The Senate could craft a different rule. For example, the Senate could specify that the impeachment proceedings begin 24 hours after the House managers transmits the articles of impeachment, or 24 hours after the Secretary of the Senate learns that articles of impeachment were approved, whichever happens sooner. (We presume that the Secretary of the Senate does not live under the rock, and will learn, one way or another, about an impeachment.)
The rule I proposed above would trigger something of a Schrödinger's impeachment–the President is simultaneously impeached, and not impeached, depending who you ask. That is, the House says "not impeached" but the Senate says "impeached." Moreover, the Senate trial could begin before impeachment managers were even appointed. Would such a Senate rule be constitutional?
The House would likely argue that the Senate rule is unconstitutional. That is, the President is not impeached until the House says he is impeached. And the House would argue that the act of impeachment is not final unless, and until the House deems it final. Under the current framework, the House would have to appoint managers, and transmit the articles of impeachment. This position would flow Article I, Section 2, which gives the House the "the sole Power of Impeachment." The phrase "sole" suggests that the House, and not the Senate, decides when an impeachment is complete.
But what about the Senate? The Senate may argue that the appointment of the managers, and the transmission of the articles are mere formalities without constitutional significance. (A professor on the constitutional law list-serve drew an analogy between these ministerial tasks and the formal delivery of Willam Marbury's commission.) Indeed, there is no constitutional requirement that the Senate allow House managers to present the articles. The Senate could handle the proceedings however it chooses. But can the Senate reach a different conclusion than the House about whether the impeachment is final? Article I, Section 3 provides "[t]he Senate shall have the sole Power to try all Impeachments." The Senate gets to decide how to try an impeachment. But a precursor to that trial is the establishment of an "impeachment," which the House gets to define. I have doubts about whether such a Senate rule would be constitutional.
Now, consider another Senate rule: if the House of Representatives approves an article of impeachment, but fails to transmit that article within thirty days, the Senate shall treat the article as dismissed for lack of prosecution, and the impeached official shall be deemed acquitted.
This proposal somewhat resembles Federal Rule of Criminal Procedure 48(b):
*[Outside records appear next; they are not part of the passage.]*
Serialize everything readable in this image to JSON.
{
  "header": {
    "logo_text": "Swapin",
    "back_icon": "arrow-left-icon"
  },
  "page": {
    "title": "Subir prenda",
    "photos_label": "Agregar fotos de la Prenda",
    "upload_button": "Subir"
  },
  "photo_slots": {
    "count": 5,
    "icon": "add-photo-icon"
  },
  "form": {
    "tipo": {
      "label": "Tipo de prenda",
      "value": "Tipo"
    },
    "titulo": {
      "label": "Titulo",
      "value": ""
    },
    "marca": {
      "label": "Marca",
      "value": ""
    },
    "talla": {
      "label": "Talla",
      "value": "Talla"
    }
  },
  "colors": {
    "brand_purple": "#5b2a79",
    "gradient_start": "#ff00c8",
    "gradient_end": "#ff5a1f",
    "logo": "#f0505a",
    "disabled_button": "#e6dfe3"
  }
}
The court may dismiss an indictment, information, or complaint if unnecessary delay occurs in:
(1) presenting a charge to a grand jury;
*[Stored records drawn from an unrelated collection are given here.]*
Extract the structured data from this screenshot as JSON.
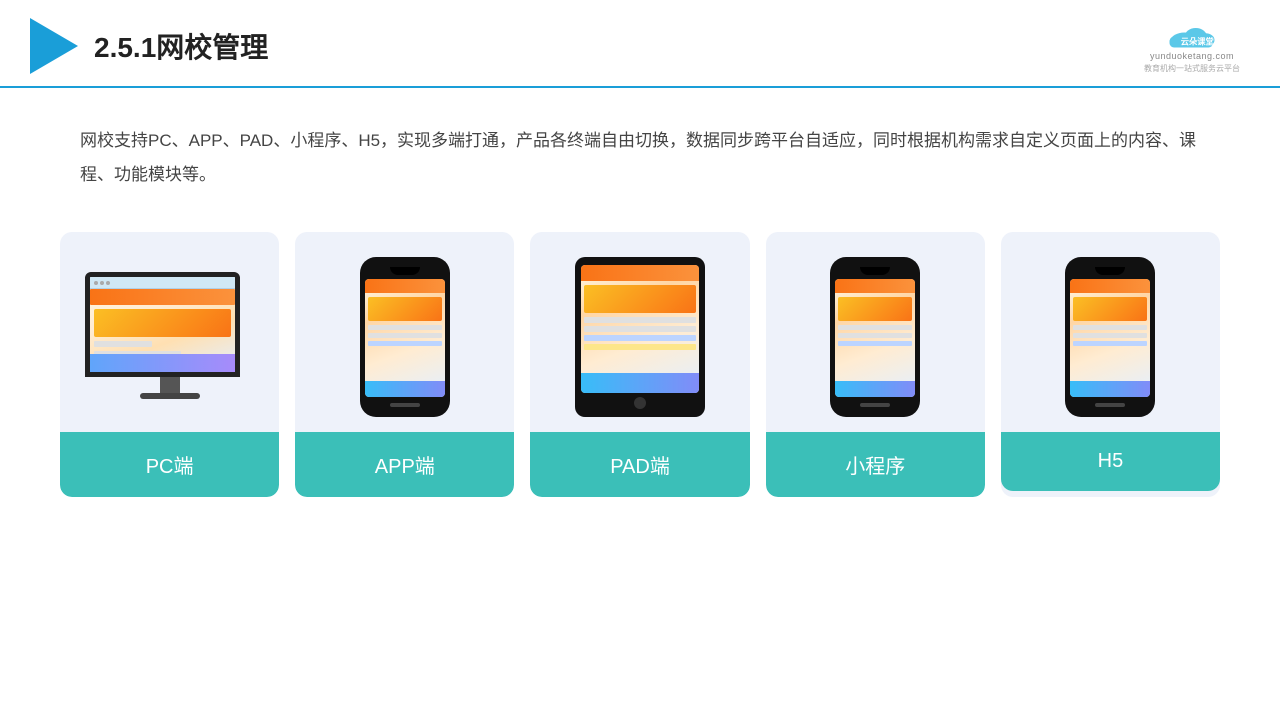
{
  "header": {
    "title": "2.5.1网校管理",
    "brand_name": "云朵课堂",
    "brand_url": "yunduoketang.com",
    "brand_tagline": "教育机构一站式服务云平台"
  },
  "description": {
    "text": "网校支持PC、APP、PAD、小程序、H5，实现多端打通，产品各终端自由切换，数据同步跨平台自适应，同时根据机构需求自定义页面上的内容、课程、功能模块等。"
  },
  "cards": [
    {
      "id": "pc",
      "label": "PC端",
      "device": "pc"
    },
    {
      "id": "app",
      "label": "APP端",
      "device": "phone"
    },
    {
      "id": "pad",
      "label": "PAD端",
      "device": "tablet"
    },
    {
      "id": "miniapp",
      "label": "小程序",
      "device": "phone"
    },
    {
      "id": "h5",
      "label": "H5",
      "device": "phone"
    }
  ],
  "colors": {
    "accent": "#1a9ed8",
    "card_bg": "#eef2fa",
    "card_label_bg": "#3bbfb8",
    "card_label_text": "#ffffff"
  }
}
(2) filing an information against a defendant; or
(3) bringing a defendant to trial.
Unlike my first proposal, this second proposal does not purport to define what is and is not an impeachment. Rather, it simply deems the person charged with the offense as acquitted–a power within the Senate's prerogative. The House can dither and take as much time as it wants, but it cannot demand a trial at the time of its choosing. If the House waits too long, it will miss its chance of having a trial at all. I used thirty days as an example, but different time limits may be appropriate. The Senate could reasonably conclude that it does not want a cloud to hang over the accused indefinitely–especially if the President has been impeached–and the House should be pay the price for failing to transmit the articles within a reasonable time.
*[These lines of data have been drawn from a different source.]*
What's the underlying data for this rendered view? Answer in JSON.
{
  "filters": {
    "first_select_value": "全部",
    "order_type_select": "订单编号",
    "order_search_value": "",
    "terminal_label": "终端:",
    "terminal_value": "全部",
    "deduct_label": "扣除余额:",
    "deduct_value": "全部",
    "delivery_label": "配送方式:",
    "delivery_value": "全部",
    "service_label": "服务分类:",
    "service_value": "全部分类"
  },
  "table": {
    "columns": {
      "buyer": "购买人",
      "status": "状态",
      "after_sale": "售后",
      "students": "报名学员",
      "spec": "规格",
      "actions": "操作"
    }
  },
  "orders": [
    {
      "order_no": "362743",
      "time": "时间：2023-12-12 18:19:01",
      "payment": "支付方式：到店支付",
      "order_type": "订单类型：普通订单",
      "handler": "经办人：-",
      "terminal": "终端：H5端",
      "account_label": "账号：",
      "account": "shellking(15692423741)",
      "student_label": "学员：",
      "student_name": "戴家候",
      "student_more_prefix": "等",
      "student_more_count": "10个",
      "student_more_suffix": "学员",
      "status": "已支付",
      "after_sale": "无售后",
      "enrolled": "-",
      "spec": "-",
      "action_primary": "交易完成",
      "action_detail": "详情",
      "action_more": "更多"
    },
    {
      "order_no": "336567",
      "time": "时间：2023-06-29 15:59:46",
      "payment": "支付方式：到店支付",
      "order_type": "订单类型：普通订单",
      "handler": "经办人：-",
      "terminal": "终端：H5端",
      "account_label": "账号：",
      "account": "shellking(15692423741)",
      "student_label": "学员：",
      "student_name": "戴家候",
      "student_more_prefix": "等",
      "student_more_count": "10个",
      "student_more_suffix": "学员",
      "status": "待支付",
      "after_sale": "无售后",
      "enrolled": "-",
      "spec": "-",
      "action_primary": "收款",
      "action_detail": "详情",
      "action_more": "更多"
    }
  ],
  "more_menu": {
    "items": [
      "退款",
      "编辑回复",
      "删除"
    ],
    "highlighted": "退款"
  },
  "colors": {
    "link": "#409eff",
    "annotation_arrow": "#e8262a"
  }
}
I think such a rule could pass constitutional muster. But I would not support this change. The House is under no obligation to transmit the articles, but failing to do so bears political costs. Indeed, waiting undermines the urgency with which the articles were approved. Political hardball in the Senate may not be necessary.